These lawsuits are just the latest twist and turn in a multi-decade battle over which “waters” the Clean Water Act was designed to protect. Not surprisingly, the Trump administration wants to return to a confusing regulatory scheme with a narrow definition of “waters.”
We have worked for decades to ensure NYers have access to clean, safe water. The Trump admin is putting that progress at risk—so we are suing to stop them.
— Eric Schneiderman (@AGSchneiderman) February 6, 2018
Congress enacted the The Clean Water Act in 1972 for the purpose of “restor[ing] and maintain[ing] the chemical, physical, and biological integrity of the Nation’s waters.” To reach that goal, the Clean Water Act prohibits anyone from, among other things, discharging pollutants into navigable water without a permit. The statue broadly defines navigable water as the “waters of the United States.” Environmentalists, states, industry and the EPA have been fighting about the meaning of “waters of the United States” for more than 40 years.
One of the flash points in this long-running dispute is how to classify wetlands, streams and tributaries. In early decisions interpreting the Clean Water Act, the U.S. Supreme Court interpreted the phrase “waters of the United States” broadly to include most kinds of wetlands, streams and tributaries. But the Court pulled back from that approach in a confusing, plurality decision in Rapanos v. United States (2006). In Justice Kennedy’s opinion, he wrote that the Clean Water Act protects waters that have a “significant nexus” to navigable waters. But his wasn’t the majority opinion. That went to Justice Scalia, who took a more narrow view of the statute.
This may sound like an esoteric dispute, but more than 100 million Americans get their drinking water from from wetlands, streams and tributaries.
The Supreme Court’s inability to reach a clear consensus gave industry an opening to argue that this wetland and that stream wasn’t covered and that, therefore, they didn’t need permits. George W. Bush’s administration essentially went along with this approach, which signaled a substantial retrenchment in the Clean Water Act’s protections.
The Obama administration said, “Enough.” With the goal of creating a clear and consistent definition of “waters of the United States,” EPA and the Army Corps convened scientific panels, reviewed more than a thousand studies, and solicited comments from all the stakeholders and the public. The question EPA and the Corp sought to answer was which “waters” are physically, chemically, and biologically connected to rivers. The result was the Clean Water Rule, which went into effect in 2015.
Backed by a deep scientific understanding of the interconnectedness of waterways, the Clean Water Rule adopted Justice Kennedy’s “significant nexus” standard. In so doing, the rule clarified that tributaries and adjacent waters have a “significant nexus” to downstream waters and are covered by the Act.

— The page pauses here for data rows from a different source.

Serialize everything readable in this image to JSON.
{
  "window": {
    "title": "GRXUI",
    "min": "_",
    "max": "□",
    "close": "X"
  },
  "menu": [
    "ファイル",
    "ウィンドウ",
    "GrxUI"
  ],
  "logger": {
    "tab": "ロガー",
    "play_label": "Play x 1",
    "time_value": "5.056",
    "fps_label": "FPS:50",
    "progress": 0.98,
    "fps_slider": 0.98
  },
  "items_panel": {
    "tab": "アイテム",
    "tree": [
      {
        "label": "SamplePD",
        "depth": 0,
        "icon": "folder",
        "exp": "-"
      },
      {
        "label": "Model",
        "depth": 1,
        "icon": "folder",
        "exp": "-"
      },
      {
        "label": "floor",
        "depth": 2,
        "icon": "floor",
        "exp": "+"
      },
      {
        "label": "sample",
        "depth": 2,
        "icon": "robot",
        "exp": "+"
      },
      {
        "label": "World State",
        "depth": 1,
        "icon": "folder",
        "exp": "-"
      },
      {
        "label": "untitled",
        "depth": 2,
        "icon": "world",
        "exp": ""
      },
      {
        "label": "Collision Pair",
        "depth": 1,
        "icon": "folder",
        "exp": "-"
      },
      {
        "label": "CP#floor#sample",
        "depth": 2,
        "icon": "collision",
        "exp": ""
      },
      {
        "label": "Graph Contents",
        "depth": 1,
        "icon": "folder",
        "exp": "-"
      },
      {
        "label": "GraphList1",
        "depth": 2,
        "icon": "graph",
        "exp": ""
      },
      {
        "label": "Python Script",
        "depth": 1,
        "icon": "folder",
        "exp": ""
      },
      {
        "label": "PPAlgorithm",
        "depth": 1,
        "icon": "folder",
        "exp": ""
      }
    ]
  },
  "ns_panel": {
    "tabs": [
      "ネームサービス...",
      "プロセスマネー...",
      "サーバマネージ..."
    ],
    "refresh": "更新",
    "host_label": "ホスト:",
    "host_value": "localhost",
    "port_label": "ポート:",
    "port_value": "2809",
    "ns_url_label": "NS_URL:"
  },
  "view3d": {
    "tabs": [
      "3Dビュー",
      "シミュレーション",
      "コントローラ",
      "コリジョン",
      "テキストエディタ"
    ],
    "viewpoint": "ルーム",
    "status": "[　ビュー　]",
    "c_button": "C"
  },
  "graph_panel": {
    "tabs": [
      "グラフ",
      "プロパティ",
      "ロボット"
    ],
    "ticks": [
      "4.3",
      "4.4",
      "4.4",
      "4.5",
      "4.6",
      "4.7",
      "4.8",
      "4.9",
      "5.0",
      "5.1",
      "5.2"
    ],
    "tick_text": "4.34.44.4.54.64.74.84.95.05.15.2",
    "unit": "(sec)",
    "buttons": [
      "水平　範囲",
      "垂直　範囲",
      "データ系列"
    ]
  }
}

— NRDC 🌎 (@NRDC) February 7, 2018
And then, as happens with every new and significant federal rule, everyone sued. Industry sued claiming the rule was too expansive. Environmentalists sued claiming it was too narrow. There was even a fight over the lawsuits were properly filed in U.S. district courts or whether the federal courts of appeal had original jurisdiction.
The upshot of all the litigation? The U.S. Court of Appeals for the Sixth Circuit blocked the new rule, pending a resolution of the merits. But two weeks ago, the Supreme Court ruled that federal district courts — and not federal courts of appeal — have original jurisdiction over disputes under the Clean Water Act. So now the Sixth Circuit’s stay is on shaky ground, as that Court took jurisdiction over a direct challenge to the Clean Water Rule.
Amid all of this confusion in the courts, EPA and the Corps proposed repealing the Clean Water Rule; issued a draft repeal regulation; took in public comment; let the repeal regulation languish; proposed a new rule changing the “effective date” of the Clean Water Rule; and then issued a different regulation on January 31, 2018, suspending the Clean Water Rule until February 6, 2020. EPA also said it would undertake its own study on navigable water and issue its own clean water rule, sometime in the future.
Which brings us back to the three lawsuits filed on Tuesday.
New York, along with nine other states and the District of Columbia (California, Connecticut, Maryland, Massachusetts, New Jersey, Oregon, Rhode Island, Vermont, and Washington) filed their lawsuit in the federal district court in Manhattan. A similar lawsuit was filed in that same court by the Natural Resources Defense Council and National Wildlife Federal. A coalition of environmental groups led by the South Carolina Coastal Conservation League filed their own lawsuit in federal district court in Charleston, South Carolina.
They’re all challenging the new “suspension” rule that puts the Obama-era Clean Water Rule on hold until 2020. The claims are based on the Administrative Procedures Act and allege that EPA and the Corps short-circuited the mandatory process for promulgating new rules, and enacted a rule that is arbitrary and capricious, given the scientific, policy and legal record developed by the Obama administration.